What Learning French Taught Me About The World
First off learning a new language is hard, time consuming and gratifying. Secondly, winter in Montréal is brutal but those who live here act like it’s no big deal. See images below.
Now that that is out of the way let me give you some background. Although a majority of people in Québec speak English it’s beneficial to learn French and is highly recommended by Québec immigration. So I signed up for classes. Classes are 6 hours a day Monday - Friday and each level is approximately 2 months long. When I started I thought I was in for an 11 week course. I recently passed the exams to continue on to higher levels, so I signed up to continue with the 2 and 3 levels. After the 3rd level I plan on reevaluating where I am and possibly continuing with levels 4-6 in the fall.
On top of learning a new language I decided to challenge myself to walk to class each day. It’s a 6km walk daily in sub-zero weather with wind that is trying to rip your face off. Good times.
If you’ve read this far you’re probably wondering, well, what the hell have you learned about the world? So here goes. My classmates are from all over the world. There are mates from Turkey, India, Afghanistan, Sri Lanka, Montenegro, Bangladesh, Italy, Russia, Vietnam, El Salvador, Guatemala, Dominican Republic, Honduras and Mexico. I happen to be the only one from the United States.
There is a certain level of camaraderie that happens when you spend 6 hours each day in a room full of strangers from around the world, which leads me to the first thing I’ve learned.
What the media and politicians tell you about people from other countries could not be further from the truth. Every single person in my class has a heart of gold and is extremely supportive. Some are quiet. Some are very competitive, Some are loud. Some are very outgoing. What they are not is hateful or vindictive.
The second thing I learned is, when people from around the world are working toward a common goal nothing gets in the way. Religion and politics are checked at the door and everyone supports each other as we work toward fulfilling the end goal.

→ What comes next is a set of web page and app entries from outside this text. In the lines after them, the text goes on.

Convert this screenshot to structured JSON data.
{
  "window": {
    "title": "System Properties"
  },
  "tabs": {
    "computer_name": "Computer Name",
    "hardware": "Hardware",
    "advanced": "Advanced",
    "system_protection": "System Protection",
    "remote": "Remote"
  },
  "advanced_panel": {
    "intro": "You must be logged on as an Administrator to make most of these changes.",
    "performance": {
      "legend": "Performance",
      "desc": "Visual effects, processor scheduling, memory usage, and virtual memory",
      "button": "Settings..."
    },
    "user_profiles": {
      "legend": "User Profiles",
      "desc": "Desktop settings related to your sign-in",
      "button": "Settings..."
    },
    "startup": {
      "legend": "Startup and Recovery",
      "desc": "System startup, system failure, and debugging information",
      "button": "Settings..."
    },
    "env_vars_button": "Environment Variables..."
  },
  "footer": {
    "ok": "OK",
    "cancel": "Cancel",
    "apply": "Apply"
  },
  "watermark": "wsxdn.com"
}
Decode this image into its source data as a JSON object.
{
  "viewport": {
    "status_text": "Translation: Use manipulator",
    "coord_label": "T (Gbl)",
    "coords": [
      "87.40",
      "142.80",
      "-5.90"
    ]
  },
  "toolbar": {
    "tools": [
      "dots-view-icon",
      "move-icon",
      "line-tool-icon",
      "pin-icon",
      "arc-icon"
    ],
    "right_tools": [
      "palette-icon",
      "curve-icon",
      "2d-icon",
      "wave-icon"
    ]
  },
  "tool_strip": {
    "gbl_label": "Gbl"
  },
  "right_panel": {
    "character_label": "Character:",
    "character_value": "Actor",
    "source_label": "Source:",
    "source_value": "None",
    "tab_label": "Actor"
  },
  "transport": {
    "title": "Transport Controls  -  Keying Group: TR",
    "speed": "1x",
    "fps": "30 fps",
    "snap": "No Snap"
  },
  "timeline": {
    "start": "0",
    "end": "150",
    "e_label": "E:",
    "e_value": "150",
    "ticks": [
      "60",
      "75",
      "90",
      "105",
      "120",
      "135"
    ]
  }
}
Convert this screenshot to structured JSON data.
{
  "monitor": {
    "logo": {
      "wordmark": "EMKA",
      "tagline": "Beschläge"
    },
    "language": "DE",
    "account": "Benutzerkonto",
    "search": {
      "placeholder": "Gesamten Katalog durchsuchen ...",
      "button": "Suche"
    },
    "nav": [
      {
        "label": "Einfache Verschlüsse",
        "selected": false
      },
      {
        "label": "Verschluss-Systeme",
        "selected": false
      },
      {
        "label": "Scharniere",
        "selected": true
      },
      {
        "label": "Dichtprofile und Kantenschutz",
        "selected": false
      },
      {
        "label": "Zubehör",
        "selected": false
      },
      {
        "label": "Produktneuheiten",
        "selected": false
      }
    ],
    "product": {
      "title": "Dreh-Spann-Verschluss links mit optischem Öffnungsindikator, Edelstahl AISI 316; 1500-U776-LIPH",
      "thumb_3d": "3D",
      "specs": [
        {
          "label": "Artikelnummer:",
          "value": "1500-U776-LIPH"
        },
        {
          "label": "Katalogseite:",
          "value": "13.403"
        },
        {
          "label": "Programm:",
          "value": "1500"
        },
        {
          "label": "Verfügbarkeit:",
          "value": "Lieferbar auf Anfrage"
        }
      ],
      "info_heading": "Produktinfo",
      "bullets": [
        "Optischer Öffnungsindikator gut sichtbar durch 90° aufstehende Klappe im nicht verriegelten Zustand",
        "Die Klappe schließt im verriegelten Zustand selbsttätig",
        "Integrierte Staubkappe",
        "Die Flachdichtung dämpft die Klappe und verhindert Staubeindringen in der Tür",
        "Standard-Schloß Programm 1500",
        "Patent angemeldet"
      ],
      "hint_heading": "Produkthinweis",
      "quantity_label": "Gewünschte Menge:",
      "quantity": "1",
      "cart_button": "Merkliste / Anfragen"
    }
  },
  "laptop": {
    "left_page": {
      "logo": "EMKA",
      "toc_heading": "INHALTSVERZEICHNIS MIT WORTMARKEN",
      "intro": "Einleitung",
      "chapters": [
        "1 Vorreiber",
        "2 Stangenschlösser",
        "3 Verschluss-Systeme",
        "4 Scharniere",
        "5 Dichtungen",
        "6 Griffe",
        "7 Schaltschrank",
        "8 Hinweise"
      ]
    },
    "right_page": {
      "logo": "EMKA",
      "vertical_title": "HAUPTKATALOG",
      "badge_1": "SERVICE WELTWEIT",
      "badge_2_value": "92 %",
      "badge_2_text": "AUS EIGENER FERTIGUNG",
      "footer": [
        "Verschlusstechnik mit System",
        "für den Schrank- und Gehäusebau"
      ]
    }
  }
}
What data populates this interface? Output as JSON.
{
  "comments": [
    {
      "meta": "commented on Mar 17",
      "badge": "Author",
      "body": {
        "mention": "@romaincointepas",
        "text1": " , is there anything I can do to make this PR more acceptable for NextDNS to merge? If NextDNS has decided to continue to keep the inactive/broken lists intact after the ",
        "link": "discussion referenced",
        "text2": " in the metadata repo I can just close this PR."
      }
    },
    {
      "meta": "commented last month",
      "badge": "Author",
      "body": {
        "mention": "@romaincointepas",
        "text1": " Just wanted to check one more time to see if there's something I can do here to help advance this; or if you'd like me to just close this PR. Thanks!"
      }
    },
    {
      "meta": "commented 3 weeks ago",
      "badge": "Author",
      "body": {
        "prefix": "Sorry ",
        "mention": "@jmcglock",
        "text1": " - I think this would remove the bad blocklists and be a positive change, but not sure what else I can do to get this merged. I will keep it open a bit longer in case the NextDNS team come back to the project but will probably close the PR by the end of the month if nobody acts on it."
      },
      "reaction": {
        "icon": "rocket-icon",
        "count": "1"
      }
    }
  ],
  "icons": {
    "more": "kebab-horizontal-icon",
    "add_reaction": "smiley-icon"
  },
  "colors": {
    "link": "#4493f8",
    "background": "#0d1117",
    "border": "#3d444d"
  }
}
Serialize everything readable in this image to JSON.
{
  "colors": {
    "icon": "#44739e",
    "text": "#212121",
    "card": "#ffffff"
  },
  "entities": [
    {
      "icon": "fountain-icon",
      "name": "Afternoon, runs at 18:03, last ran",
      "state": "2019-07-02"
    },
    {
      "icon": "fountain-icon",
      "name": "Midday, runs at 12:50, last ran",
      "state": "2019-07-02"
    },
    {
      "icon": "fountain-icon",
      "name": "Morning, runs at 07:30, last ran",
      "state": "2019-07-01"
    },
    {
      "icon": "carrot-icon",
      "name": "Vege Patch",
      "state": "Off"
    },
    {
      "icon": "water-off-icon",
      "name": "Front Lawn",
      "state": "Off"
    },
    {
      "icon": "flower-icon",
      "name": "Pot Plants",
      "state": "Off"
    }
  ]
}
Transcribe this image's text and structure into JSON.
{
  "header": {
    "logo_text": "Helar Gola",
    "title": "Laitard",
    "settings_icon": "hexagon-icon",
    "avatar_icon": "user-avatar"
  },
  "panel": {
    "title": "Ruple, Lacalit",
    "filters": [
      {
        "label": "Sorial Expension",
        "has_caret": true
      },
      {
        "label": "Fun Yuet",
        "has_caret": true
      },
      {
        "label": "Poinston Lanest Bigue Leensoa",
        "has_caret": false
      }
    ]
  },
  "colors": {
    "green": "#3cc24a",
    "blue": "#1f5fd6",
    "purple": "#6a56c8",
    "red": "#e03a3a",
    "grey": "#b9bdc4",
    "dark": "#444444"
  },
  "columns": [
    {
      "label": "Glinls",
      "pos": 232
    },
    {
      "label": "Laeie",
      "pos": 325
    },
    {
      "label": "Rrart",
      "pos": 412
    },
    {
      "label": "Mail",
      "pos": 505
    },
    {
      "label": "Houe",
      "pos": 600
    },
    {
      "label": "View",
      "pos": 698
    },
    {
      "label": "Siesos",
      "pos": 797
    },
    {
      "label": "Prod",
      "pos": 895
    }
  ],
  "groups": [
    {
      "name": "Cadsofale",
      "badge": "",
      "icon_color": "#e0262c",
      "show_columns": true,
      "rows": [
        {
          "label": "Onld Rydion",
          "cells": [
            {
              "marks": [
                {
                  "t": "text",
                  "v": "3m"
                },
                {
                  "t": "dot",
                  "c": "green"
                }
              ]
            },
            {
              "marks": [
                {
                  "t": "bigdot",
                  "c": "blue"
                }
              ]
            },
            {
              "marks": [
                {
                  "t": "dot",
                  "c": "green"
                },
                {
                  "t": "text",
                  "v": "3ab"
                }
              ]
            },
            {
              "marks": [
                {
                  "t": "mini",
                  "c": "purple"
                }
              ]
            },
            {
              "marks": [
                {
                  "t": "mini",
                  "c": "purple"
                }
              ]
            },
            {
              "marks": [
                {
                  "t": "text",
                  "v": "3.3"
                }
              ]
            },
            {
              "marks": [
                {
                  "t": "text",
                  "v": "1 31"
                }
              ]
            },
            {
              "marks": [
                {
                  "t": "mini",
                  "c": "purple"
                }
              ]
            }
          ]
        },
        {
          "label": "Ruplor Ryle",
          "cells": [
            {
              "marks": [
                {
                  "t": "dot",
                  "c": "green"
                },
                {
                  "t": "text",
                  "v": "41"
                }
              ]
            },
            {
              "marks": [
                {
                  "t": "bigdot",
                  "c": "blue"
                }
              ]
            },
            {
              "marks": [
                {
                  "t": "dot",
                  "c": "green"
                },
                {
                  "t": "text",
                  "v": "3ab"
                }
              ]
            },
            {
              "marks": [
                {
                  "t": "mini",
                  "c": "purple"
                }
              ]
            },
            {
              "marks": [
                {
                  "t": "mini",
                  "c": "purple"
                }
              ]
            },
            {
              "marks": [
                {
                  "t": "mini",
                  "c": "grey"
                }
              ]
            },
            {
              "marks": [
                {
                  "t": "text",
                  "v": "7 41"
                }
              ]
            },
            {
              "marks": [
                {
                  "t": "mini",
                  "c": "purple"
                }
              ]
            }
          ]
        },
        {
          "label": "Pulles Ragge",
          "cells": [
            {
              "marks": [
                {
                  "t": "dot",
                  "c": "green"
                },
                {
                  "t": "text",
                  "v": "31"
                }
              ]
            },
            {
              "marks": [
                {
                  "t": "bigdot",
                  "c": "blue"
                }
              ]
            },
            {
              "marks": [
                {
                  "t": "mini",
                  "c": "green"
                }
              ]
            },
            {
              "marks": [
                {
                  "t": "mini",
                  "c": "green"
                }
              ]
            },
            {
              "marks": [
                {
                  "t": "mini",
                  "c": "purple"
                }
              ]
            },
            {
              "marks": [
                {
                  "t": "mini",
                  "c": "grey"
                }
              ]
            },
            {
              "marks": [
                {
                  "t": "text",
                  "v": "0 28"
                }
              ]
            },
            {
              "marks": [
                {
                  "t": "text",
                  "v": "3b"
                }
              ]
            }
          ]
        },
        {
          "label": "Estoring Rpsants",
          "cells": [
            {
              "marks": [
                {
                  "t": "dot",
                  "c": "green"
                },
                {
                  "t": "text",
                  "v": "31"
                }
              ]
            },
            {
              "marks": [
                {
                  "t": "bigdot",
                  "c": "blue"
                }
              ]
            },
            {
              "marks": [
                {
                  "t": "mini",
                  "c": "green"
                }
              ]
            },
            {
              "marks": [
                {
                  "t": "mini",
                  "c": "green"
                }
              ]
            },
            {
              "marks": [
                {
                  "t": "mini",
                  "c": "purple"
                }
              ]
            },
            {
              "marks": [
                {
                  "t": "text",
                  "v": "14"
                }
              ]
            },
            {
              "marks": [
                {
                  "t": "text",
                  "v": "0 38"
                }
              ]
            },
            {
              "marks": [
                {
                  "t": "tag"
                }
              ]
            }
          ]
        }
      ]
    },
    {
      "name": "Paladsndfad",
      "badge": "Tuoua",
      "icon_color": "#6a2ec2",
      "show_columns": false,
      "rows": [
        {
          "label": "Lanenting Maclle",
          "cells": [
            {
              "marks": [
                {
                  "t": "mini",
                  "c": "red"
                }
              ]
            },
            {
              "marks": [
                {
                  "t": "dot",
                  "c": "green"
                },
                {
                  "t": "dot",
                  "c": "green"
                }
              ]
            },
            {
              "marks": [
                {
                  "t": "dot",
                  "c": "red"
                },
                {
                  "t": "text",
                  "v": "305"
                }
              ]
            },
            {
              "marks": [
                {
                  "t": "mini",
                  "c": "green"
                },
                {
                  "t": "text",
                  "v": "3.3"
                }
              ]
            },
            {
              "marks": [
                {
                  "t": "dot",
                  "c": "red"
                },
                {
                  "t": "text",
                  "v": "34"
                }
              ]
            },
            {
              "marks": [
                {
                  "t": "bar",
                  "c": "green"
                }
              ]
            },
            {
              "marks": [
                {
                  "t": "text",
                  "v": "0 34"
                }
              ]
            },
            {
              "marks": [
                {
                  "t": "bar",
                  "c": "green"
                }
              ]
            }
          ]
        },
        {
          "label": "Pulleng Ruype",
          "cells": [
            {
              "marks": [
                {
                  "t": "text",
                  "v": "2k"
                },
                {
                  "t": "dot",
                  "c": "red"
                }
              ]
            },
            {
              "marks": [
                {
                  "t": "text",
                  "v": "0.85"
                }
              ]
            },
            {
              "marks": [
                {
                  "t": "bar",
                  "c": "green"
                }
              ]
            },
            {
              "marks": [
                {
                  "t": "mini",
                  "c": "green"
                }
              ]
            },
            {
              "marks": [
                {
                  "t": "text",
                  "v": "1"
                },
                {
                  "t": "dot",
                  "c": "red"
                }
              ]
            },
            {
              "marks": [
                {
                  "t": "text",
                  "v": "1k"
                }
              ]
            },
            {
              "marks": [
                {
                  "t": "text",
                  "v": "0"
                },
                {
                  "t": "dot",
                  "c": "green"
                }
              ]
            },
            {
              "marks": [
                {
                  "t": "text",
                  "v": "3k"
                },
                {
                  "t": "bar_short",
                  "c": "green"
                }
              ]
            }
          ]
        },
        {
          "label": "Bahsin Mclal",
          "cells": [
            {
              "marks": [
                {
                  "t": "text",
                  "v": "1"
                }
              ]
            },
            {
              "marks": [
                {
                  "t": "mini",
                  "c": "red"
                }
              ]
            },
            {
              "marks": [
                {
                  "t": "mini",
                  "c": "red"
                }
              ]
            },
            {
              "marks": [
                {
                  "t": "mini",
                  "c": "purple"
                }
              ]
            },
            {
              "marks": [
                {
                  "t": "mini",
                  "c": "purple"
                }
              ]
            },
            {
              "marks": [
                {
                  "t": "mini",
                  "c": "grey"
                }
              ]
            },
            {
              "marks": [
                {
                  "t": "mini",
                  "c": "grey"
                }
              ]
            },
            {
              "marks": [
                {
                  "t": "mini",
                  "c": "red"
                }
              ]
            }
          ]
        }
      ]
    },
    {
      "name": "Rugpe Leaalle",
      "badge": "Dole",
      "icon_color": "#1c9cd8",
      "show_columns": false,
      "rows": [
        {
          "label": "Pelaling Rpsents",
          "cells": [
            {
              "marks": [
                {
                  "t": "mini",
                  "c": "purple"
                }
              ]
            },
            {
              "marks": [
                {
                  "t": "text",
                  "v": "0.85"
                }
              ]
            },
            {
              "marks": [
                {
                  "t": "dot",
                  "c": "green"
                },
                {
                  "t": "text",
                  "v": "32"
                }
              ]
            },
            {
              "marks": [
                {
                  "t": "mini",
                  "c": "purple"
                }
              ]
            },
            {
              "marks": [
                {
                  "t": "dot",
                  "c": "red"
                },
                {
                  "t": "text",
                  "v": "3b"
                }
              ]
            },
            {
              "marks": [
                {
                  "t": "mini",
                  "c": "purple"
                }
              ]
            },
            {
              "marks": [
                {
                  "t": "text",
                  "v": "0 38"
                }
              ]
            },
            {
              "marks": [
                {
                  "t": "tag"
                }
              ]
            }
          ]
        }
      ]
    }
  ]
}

Thirdly, people from South and Central America are some of the happiest people I’ve ever met. Nothing seems to bring them down. They are always laughing and smiling. Unless their phone dies, then panic sets in. They love their phones. Don’t get me wrong, my classmates from the other countries are happy as well, but the South and Central Americans are always uplifting.
Lastly, even if you don’t speak the same language there are ways to communicate that bring you closer together. So rather than accepting what the media or politicians have to say about certain populations, why don’t you sit down and get to know the people they want you to hate.